This is a disastrous betrayal of the public interest and of justice.
Serious whistleblower reprisal is essentially a refined form of psychological imprisonment and torture. There are no physical walls but whistleblowers and their families are subjected to intense fear and uncertainty, usually for years. People live in fear of the next letter, phone call, false allegation or petty punishment. They are trapped in endless processes. In some cases, whistleblowers may be suspended and physically barred from access to the workplace and forbidden from contacting colleagues. The consequences of living under prolonged attack are often life changing.
CQC’s trivialisation of reprisal, in its lack of action on FPPR, is therefore a wilful act.
Most seriously of all, whistleblower reprisal is a signal to others not to speak up. The CQC knows this, as demonstrated in all its copious statements acknowledging that a positive culture is needed to encourage disclosures and openness.
In “Complaints Matter” (2014) , CQC’s formal report on complaints and whistleblowing, Mike Richards made these fine sounding claims:
“We will hold health and social care services to a high standard of listening and acting on people’s concerns. We are committed to apply the same standards to ourselves and we know we need to do more to explain to people what we will do with their information if they tell us about their experience of care.”
“It’s time for all of us – regulators, providers, professionals and commissioners – to make the shift to a listening and learning culture that encourages and embraces complaints and concerns as opportunities to improve the quality of care.”
In 2015 Ellen Armistead, who took over the Chair of CQC’s FPPR panel in 2016, wrote a blog on the importance of ‘Speaking Up for Whistleblowers’.
The result of CQC improperly dismissing FPPR referrals from harmed whistleblowers is that it has made whistleblower reprisal acceptable, and CQC must be fully aware of this.
This is deplorable behaviour by a regulator which should be upholding standards.
CQC’s behaviour is further questioned by another body’s robust action over the Winterbourne View scandal. The Insolvency Service disqualified Mr Cruickshank the managing director of Castlebeck, the company which ran Winterbourne View Hospital, for not listening to whistleblowers. And that’s just for failing to listen to whistleblowers, not grossly victimising them.
CQC has acknowledged Regulation 5 was in part prompted by the failures at Winterbourne View. But what would have happened if CQC, and not the Insolvency Service, had presided over the Winterbourne View FPP issues? Mr Cruickshank would probably have been recycled, promoted and invited to chair CQC inspections by now.
Most recently, the Public Accounts Committee noted that the number of whistleblowing disclosures to CQC had fallen, and the Committee Chair has urged CQC to investigate this.

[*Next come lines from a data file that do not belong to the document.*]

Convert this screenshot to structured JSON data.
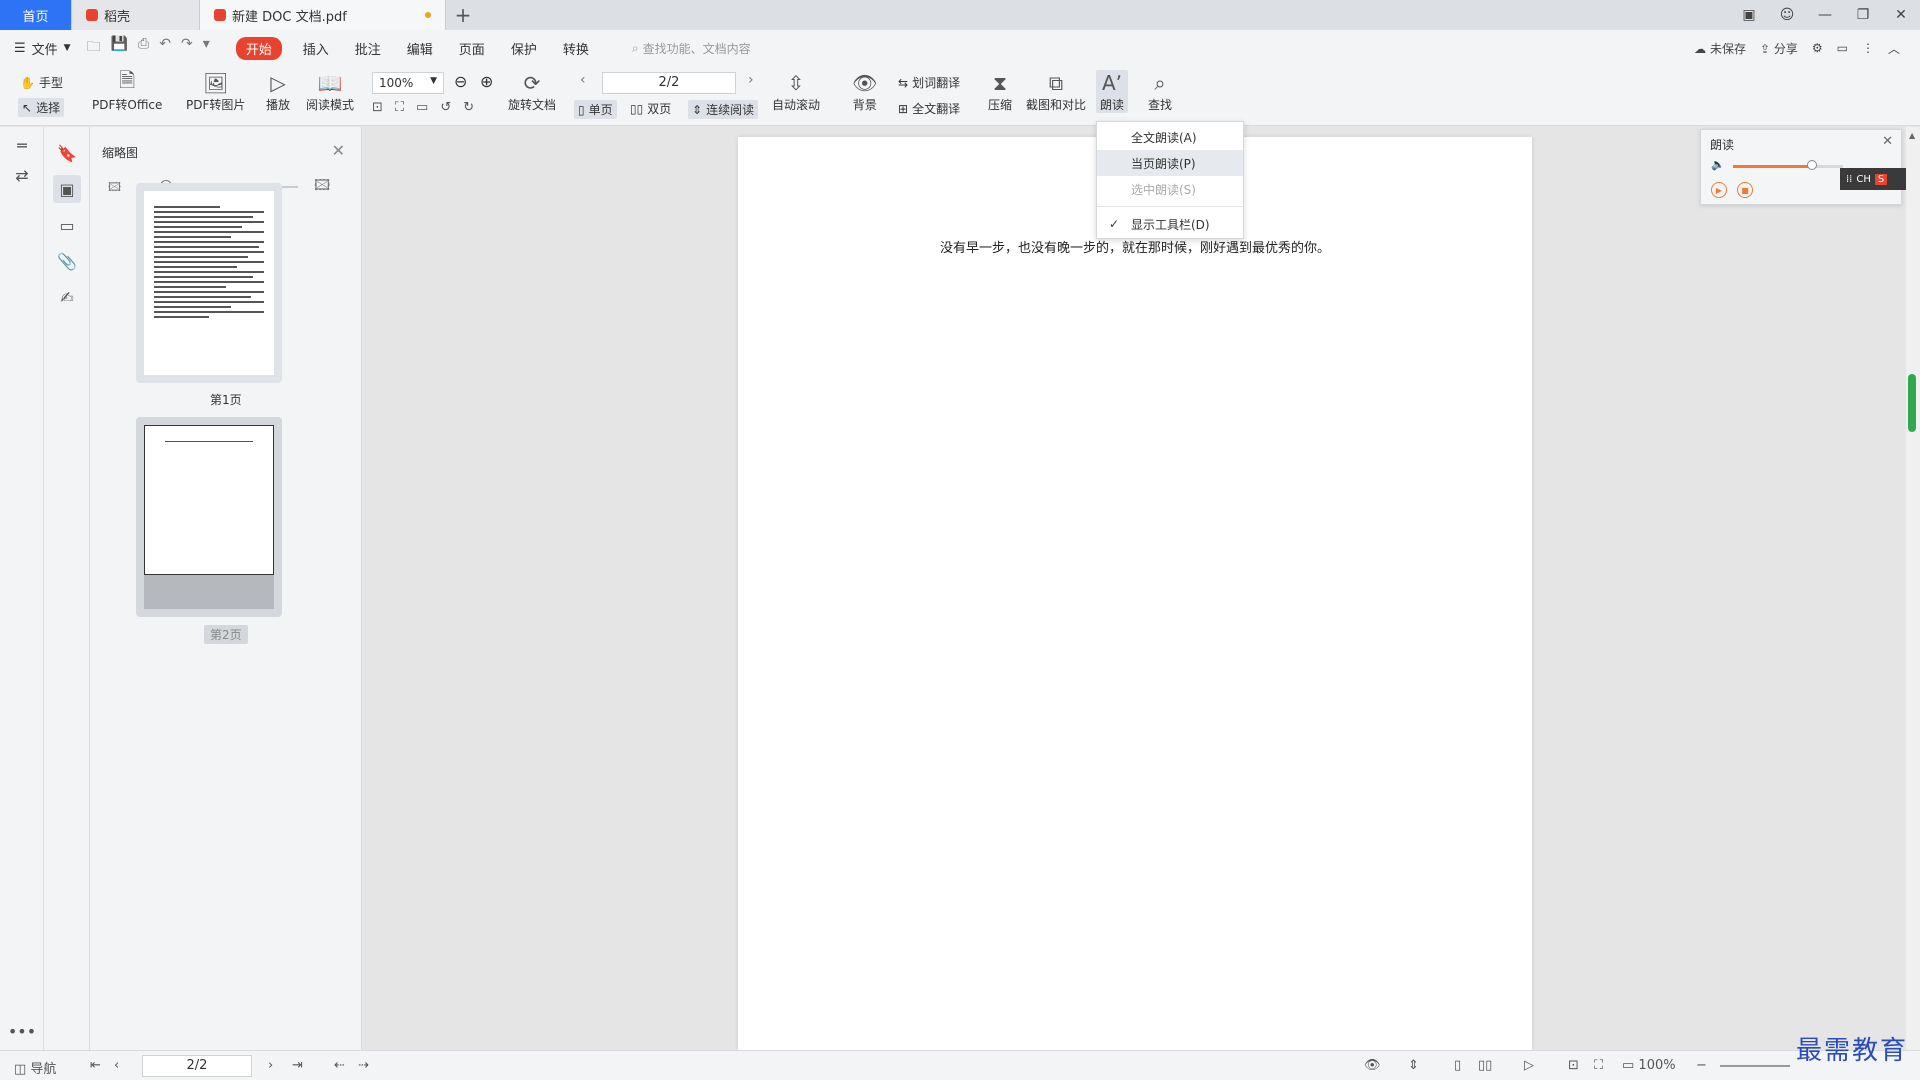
{
  "tabs": {
    "home": "首页",
    "daoke": "稻壳",
    "doc": "新建 DOC 文档.pdf",
    "add": "+"
  },
  "menu": {
    "file": "文件",
    "items": [
      "开始",
      "插入",
      "批注",
      "编辑",
      "页面",
      "保护",
      "转换"
    ],
    "search_placeholder": "查找功能、文档内容",
    "unsaved": "未保存",
    "share": "分享"
  },
  "toolbar": {
    "hand": "手型",
    "select": "选择",
    "pdf_to_office": "PDF转Office",
    "pdf_to_image": "PDF转图片",
    "play": "播放",
    "read_mode": "阅读模式",
    "zoom": "100%",
    "rotate": "旋转文档",
    "page_value": "2/2",
    "single": "单页",
    "double": "双页",
    "continuous": "连续阅读",
    "auto_scroll": "自动滚动",
    "background": "背景",
    "word_translate": "划词翻译",
    "full_translate": "全文翻译",
    "compress": "压缩",
    "screenshot_compare": "截图和对比",
    "read_aloud": "朗读",
    "find": "查找"
  },
  "dropdown": {
    "items": [
      {
        "label": "全文朗读(A)",
        "state": "normal"
      },
      {
        "label": "当页朗读(P)",
        "state": "hover"
      },
      {
        "label": "选中朗读(S)",
        "state": "disabled"
      },
      {
        "label": "显示工具栏(D)",
        "state": "checked"
      }
    ]
  },
  "thumbnails": {
    "title": "缩略图",
    "page1_label": "第1页",
    "page2_label": "第2页"
  },
  "document": {
    "text": "没有早一步，也没有晚一步的，就在那时候，刚好遇到最优秀的你。"
  },
  "read_panel": {
    "title": "朗读",
    "volume": 0.72,
    "ime": "CH"
  },
  "status": {
    "nav": "导航",
    "page_value": "2/2",
    "zoom": "100%"
  },
  "watermark": "最需教育",
  "colors": {
    "accent_blue": "#2d73f5",
    "start_red": "#e8432e",
    "scroll_green": "#2fa84f",
    "volume_orange": "#f07a34"
  }
}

“Even then, it must ensure the information feeding those systems is adequate to flag the early signs of poor care. That means investing time in building relationships at the frontline with Healthwatch groups, CCGs and others.
The recent decline in whistleblower numbers requires investigation; the Commission must act to understand why this has happened and ensure people can feel confident coming forward with what is often critical information.”
Comments by Meg Hillier MP 9 March 2018
But is it really surprising if health and care staff are becoming more reluctant to disclose to a regulator who may betray them?
In February 2015 Robert Francis advised that FPPR should be trialled as part of the mechanisms for protecting whistleblowers, in lieu of managerial regulation.
By October 2016 he was reported to be having second thoughts and suggesting that FPPR might need to be abandoned.
Although CQC has put on a show of reviewing its application of FPPR, the culture of the organisation and its master the Department of Health and Social Care is such that measures short of formal regulation will continue to be gamed.
It is time to re-visit managerial regulation and rein in political abuses of a public service.